However, Thai Move said photographs of the event showed only about one person per square metre on average, meaning just 5,000 to 6,000 were at the rally. And that figure may have been swelled by the average 1,000 pedestrians that use the skywalk every 10 minutes on Saturdays, plus music fans heading to a large concert held nearby on the same day. Taking all these factors into account, the institute insinuated that no more than 800 people took part in the FFP rally that day.
In late 2013, the People’s Democratic Reform Committee (PDRC) claimed its December 22 protest against Yingluck Shinawatra’s Pheu Thai-led government drew no less than 3.5 million protesters.
However, Lt-General Paradon Patthanathabut, then chief of the National Security Council, put the number at just about 150,000.
Such large discrepancies are normal when it comes to counting crowds in politically divided Thailand.
The science of crowd counting
A police source revealed there are two key methods of counting crowds. The first is to calculate the area occupied by protesters, by using a reliable source such as Google Maps, and then determining the density of the rally.
The second is to deploy individual police officers to count the number of protesters in their patrol zone, then add these numbers together to come up with a total.
“This is a reliable method to an extent,” the source said. “And if the protest site has a clear entrance and exit, then we can count the number of people walking in and out for a more accurate number.”
Panitan Wattanayagorn, a former deputy secretary-general for the PM’s Office, said authorities sometimes estimate the size of a protest by counting the number of supporters brought in from the provinces.
“It’s possible to determine the size of the crowds based on the number of arriving buses, the amount of food brought into the protest site and the number of mobile toilets made available,” he said.
In some cases, he added, authorities also checked with reporters working in the field and then calculated the numbers based on the total area of the protest site.
According to Panitan, Sanam Luang covers an area of 120,000 square metres, while the Royal Plaza is 25,596 square metres.
History of counting crowds
Asking reporters for crowd estimates is not really such a ridiculous idea, as proved by Herbert Jacobs, a journalism professor at the University of California. Jacobs is credited with coming up with modern and accurate crowd-counting techniques.
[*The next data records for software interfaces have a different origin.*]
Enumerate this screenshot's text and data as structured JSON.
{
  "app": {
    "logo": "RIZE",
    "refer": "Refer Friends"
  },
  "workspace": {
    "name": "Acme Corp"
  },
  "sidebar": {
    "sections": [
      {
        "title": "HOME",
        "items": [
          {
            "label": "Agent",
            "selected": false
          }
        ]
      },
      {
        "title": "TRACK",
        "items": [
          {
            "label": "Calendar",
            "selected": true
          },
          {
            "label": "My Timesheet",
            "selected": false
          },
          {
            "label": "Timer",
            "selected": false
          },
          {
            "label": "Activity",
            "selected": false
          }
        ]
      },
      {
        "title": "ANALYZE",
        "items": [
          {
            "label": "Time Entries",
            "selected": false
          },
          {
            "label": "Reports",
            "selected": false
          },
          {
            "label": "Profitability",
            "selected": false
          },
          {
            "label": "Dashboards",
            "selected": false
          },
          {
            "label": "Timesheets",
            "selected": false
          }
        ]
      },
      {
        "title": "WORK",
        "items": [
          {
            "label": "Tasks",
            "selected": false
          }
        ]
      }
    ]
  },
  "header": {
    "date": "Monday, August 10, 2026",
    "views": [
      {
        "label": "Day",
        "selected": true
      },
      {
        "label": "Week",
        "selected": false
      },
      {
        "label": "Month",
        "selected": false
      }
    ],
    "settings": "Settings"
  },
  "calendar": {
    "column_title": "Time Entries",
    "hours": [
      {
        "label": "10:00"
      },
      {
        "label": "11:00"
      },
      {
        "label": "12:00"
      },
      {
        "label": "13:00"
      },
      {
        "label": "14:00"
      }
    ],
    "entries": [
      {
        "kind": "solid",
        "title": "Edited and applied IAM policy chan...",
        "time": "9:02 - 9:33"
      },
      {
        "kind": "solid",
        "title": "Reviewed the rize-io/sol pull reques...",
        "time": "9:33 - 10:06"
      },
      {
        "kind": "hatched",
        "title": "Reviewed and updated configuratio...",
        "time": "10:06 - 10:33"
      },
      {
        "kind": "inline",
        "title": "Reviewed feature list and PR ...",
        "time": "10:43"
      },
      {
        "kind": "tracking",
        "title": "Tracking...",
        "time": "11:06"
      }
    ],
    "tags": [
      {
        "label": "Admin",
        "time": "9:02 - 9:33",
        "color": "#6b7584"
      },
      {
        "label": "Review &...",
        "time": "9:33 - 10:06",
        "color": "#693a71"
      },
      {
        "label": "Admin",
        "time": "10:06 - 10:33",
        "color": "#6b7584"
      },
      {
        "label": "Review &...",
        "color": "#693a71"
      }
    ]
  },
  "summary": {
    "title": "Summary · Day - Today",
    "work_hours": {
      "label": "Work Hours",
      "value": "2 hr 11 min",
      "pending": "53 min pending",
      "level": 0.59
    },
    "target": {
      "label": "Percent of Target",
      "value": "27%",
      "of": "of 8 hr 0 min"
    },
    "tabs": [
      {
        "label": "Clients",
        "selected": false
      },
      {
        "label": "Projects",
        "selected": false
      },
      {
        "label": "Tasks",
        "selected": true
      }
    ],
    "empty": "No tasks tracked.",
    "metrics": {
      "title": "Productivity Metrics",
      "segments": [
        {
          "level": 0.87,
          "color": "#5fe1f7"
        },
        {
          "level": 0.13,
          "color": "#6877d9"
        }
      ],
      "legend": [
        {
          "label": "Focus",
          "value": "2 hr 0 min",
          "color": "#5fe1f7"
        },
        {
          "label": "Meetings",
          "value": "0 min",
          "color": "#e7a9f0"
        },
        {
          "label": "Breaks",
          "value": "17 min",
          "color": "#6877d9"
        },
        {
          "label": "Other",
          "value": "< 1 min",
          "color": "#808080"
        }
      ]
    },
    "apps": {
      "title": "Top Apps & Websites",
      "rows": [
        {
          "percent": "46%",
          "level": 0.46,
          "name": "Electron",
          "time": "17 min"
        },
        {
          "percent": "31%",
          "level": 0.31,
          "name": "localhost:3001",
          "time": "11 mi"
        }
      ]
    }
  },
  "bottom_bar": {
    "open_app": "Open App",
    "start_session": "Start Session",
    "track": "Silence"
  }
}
Rob Goodier of popularmechanics.com revealed that Jacobs carved out the techniques while watching students protest against US involvement in the Vietnam War from his office window back in 1960s. The plaza in front of his office had been built on a grid, so Jacobs counted the number of students in a few of the grid’s squares in order to get a per-square average and then multiplied it by the total number of squares.
More than half a century later, the tools for counting crowds may have improved, but the principle remains the same – area multiplied by density.
When US President Donald Trump delivered his inaugural speech in 2017 at Washington’s Capitol building, he was quick to claim the audience “looked like a million and a half people, whatever it was it was”.
He was visibly upset when he heard television news reports saying there were only about 250,000 people at his speech.
In Hong Kong, the Civil Human Rights Front claimed more than half a million people participated in its July 1, 2019 march, but police put the figure down at 190,000.
The huge discrepancies in size estimates of political protests around the world illustrate that the science of counting crowds is still in its infancy. And until more objective measurement methods are developed, it’s probably best to remember that political bias often plays a large part in the calculations.
By Thai PBS World’s Political Desk